A Lot or a Little?
What you will—and won't—find in this movie.
To gain anything in life, you have to know how to lose. Meaning that sometimes you have to compromise, and understand nuances, in order for things to work out. They won't always work out how you wanted, but sometimes letting go of getting your way will help things work out even better. Talk to your family and loved ones. Even if they drive you crazy, try to understand them and be there for them; they'll probably surprise you in amazing ways.
Positive Role Models
No diagnosis mentioned, but Hector seems to be in an area of the autism spectrum where he has trouble relating to people, apparently because he only understands things literally. He's fiercely protective of grandmother who raised him while she's in a care home. Hector steals a motorbike and things that his grandmother needs that the care home won't provide, which, along with past trouble with the law, lands him in juvenile detention. Older brother Isma has given up on Hector, frustrated with Hector's behavior and not knowing how to handle or even relate to his younger brother. Both brothers learn and grow, and overall messages are positive, hopeful for their futures.
Violence & Scariness

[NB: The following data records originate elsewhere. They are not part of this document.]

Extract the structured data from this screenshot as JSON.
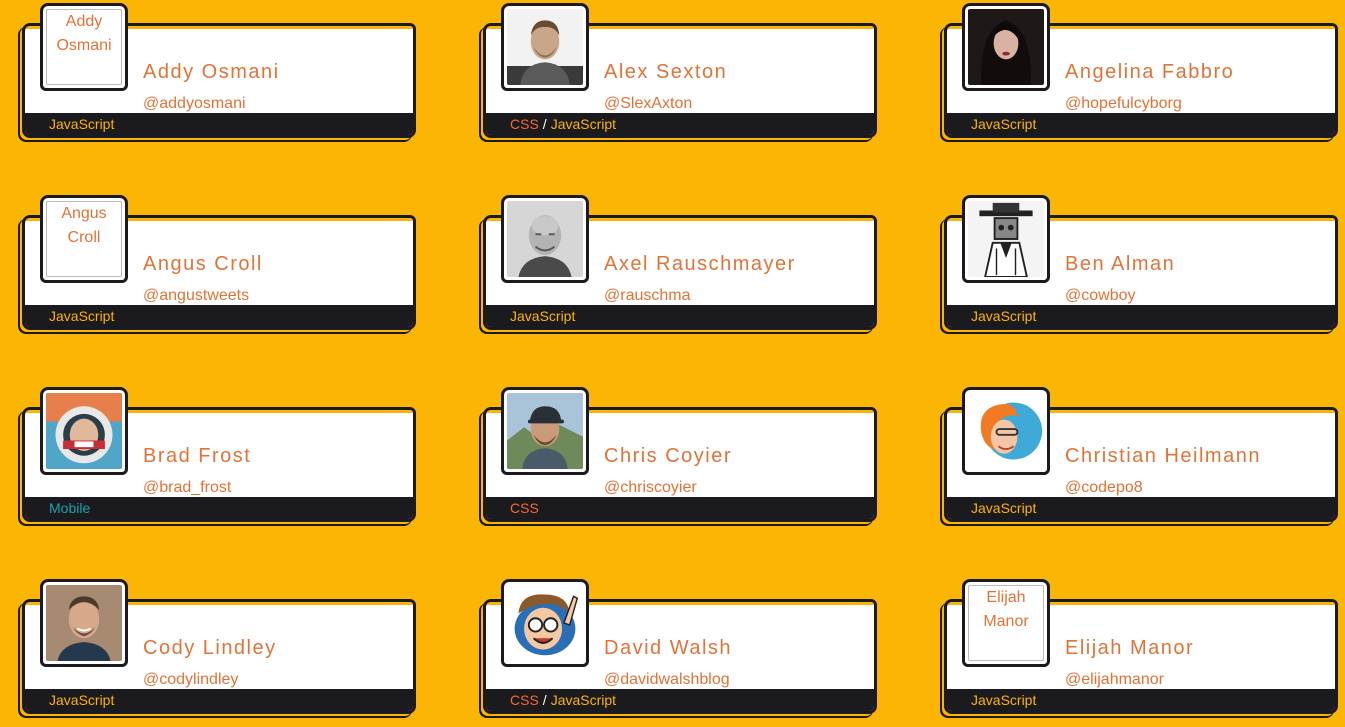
{
  "colors": {
    "background": "#fbb505",
    "card": "#ffffff",
    "border": "#1b1a1e",
    "name_text": "#e0733a",
    "category_javascript": "#fbb505",
    "category_css": "#f46b31",
    "category_mobile": "#1aa3b1",
    "category_separator": "#ffffff"
  },
  "people": [
    {
      "name": "Addy Osmani",
      "handle": "@addyosmani",
      "avatar_alt": "Addy Osmani",
      "avatar_broken": true,
      "categories": [
        "JavaScript"
      ]
    },
    {
      "name": "Alex Sexton",
      "handle": "@SlexAxton",
      "avatar_alt": "",
      "avatar_broken": false,
      "avatar_icon": "photo-man-beard",
      "categories": [
        "CSS",
        "JavaScript"
      ]
    },
    {
      "name": "Angelina Fabbro",
      "handle": "@hopefulcyborg",
      "avatar_alt": "",
      "avatar_broken": false,
      "avatar_icon": "photo-woman-dark",
      "categories": [
        "JavaScript"
      ]
    },
    {
      "name": "Angus Croll",
      "handle": "@angustweets",
      "avatar_alt": "Angus Croll",
      "avatar_broken": true,
      "categories": [
        "JavaScript"
      ]
    },
    {
      "name": "Axel Rauschmayer",
      "handle": "@rauschma",
      "avatar_alt": "",
      "avatar_broken": false,
      "avatar_icon": "photo-man-bald-bw",
      "categories": [
        "JavaScript"
      ]
    },
    {
      "name": "Ben Alman",
      "handle": "@cowboy",
      "avatar_alt": "",
      "avatar_broken": false,
      "avatar_icon": "drawing-robot-cowboy",
      "categories": [
        "JavaScript"
      ]
    },
    {
      "name": "Brad Frost",
      "handle": "@brad_frost",
      "avatar_alt": "",
      "avatar_broken": false,
      "avatar_icon": "photo-astronaut-helmet",
      "categories": [
        "Mobile"
      ]
    },
    {
      "name": "Chris Coyier",
      "handle": "@chriscoyier",
      "avatar_alt": "",
      "avatar_broken": false,
      "avatar_icon": "photo-man-cap-mountains",
      "categories": [
        "CSS"
      ]
    },
    {
      "name": "Christian Heilmann",
      "handle": "@codepo8",
      "avatar_alt": "",
      "avatar_broken": false,
      "avatar_icon": "cartoon-orange-hair",
      "categories": [
        "JavaScript"
      ]
    },
    {
      "name": "Cody Lindley",
      "handle": "@codylindley",
      "avatar_alt": "",
      "avatar_broken": false,
      "avatar_icon": "photo-man-smiling",
      "categories": [
        "JavaScript"
      ]
    },
    {
      "name": "David Walsh",
      "handle": "@davidwalshblog",
      "avatar_alt": "",
      "avatar_broken": false,
      "avatar_icon": "cartoon-glasses-pointing",
      "categories": [
        "CSS",
        "JavaScript"
      ]
    },
    {
      "name": "Elijah Manor",
      "handle": "@elijahmanor",
      "avatar_alt": "Elijah Manor",
      "avatar_broken": true,
      "categories": [
        "JavaScript"
      ]
    }
  ]
}
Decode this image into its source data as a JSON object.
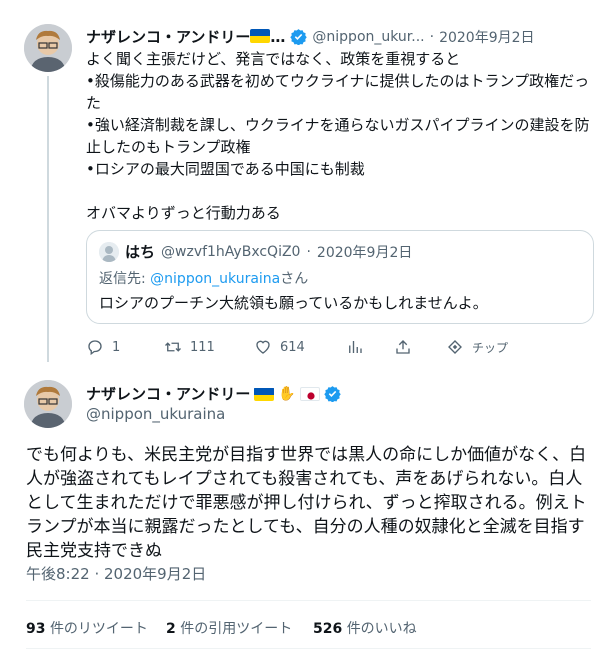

Brief verbal bullying and destruction of Hector's most important possession in the juvenile detention facility. Grandma's imminent death and final resting place is a frequent topic, usually played affectionately and for comedy.
Did you know you can flag iffy content? Adjust limits for Violence & Scariness in your kid's entertainment guide.Get started
Sex, Romance & Nudity
Relationship problems because of an unmarried couple's unplanned pregnancy.
Did you know you can flag iffy content? Adjust limits for Sex, Romance & Nudity in your kid's entertainment guide.Get started
Translated from Spanish: "s--t," "ass," "motherf----r," "bulls--t," "f--king," "damn," "crap," "bastard," "retard," and middle-finger gesture for comedic effect.
Did you know you can flag iffy content? Adjust limits for Language in your kid's entertainment guide.Get started
Drinking, Drugs & Smoking
An adult always has beer in the fridge and drinks regularly. Slight excess is shown once when he drinks in a bar; no consequences are shown. Hector, almost of legal age, says he doesn't like alcohol because he doesn't like to lose control. Hector and Isma steal tranquilizers to give their grandmother every 12 hours to help keep her calm on a long RV trip.
Did you know you can flag iffy content? Adjust limits for Drinking, Drugs & Smoking in your kid's entertainment guide.Get started
Parents Need to Know
Parents need to know that Seventeen (Diecisiete) is a coming-of-age dramedy in Spanish with English subtitles. There's plenty of strong language translated from Spanish, including "f--k," "s--t," and "motherf----r." There's also some verbal bullying such as "retard" and "dumbass." The two main characters fear their grandmother may die at any moment of their long RV trip, so a final resting place, last rites, ashes, and burials are frequent topics. Hector is trying to cope with the loss of a dog he trained and bonded with that then was adopted out to someone else. The only sexual content involves relationship problems because of an unplanned pregnancy. There's some drinking. Hector and Isma steal tranquilizers to give their grandmother every 12 hours to help keep her calm on a long RV trip. No diagnosis is mentioned, but main character Hector seems to fall on the autism spectrum where he doesn't relate to or understand other people and interprets everything literally. Ultimately, messages are positive about learning how to accept when things don't turn out the way you wanted. To stay in the loop on more movies like this, you can sign up for weekly Family Movie Night emails.
Is It Any Good?
This coming-of-age dramedy is quirky, heartwarming, and funny. Although if you're looking for a side-splitting laugh riot, keep going, because the humor in Seventeen comes from smaller moments when we recognize our own foibles through the lovely performances, or from the smart, snappy dialogue, or when we can see the two brothers heading straight for disaster -- again. Hector isn't an easy character to like, but teens will relate to and empathize with him as he struggles with the nuances of right and wrong (is it bad to do something wrong if it's for a good reason?), and wonders why people can't just say what they mean.
The colorful cast of oddball supporting characters, the beautifully filmed Spanish countryside, and of course, the dogs, make this a nice choice for families with teens who can handle the strong language. Keep a tissue handy at the end.
Did we miss something on diversity?
Research shows a connection between kids' healthy self-esteem and positive portrayals in media. That's why we've added a new "Diverse Representations" section to our reviews that will be rolling out on an ongoing basis. You can help us help kids by suggesting a diversity update.